→ SUPPLIED RECORDS:
•••••

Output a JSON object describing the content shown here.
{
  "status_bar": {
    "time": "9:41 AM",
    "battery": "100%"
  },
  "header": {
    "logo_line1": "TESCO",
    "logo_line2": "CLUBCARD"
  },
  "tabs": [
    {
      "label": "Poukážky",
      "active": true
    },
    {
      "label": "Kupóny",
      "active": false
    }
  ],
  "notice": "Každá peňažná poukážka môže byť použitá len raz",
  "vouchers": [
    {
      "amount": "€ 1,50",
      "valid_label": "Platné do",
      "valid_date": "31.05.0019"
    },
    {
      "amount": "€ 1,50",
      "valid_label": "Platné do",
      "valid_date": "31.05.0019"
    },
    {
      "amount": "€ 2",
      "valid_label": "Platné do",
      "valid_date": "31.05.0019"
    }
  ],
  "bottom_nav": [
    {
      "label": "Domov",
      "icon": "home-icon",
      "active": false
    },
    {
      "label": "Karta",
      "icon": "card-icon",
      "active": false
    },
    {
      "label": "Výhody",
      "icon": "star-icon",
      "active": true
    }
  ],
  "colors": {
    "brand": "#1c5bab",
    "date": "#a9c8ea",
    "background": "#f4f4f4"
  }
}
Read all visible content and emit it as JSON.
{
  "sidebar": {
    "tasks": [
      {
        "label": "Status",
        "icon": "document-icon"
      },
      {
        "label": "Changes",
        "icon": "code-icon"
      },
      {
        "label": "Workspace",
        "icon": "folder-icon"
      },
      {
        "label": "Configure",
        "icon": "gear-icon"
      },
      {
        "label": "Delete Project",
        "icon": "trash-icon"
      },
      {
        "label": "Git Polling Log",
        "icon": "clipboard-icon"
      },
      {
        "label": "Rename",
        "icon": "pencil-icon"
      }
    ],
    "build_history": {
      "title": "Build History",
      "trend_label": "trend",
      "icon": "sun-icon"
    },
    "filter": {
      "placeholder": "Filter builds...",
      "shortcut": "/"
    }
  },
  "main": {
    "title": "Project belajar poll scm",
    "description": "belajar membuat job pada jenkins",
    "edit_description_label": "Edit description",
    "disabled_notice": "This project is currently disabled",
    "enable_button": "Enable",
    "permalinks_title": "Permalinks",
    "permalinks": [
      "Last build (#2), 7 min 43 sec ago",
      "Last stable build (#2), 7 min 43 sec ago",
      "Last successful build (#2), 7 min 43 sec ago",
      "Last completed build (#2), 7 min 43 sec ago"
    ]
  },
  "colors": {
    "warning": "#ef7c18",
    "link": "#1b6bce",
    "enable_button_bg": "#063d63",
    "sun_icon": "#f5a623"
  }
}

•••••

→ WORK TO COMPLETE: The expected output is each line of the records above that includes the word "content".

→ EXERCISE ANSWER:
Output a JSON object describing the content shown here.
Read all visible content and emit it as JSON.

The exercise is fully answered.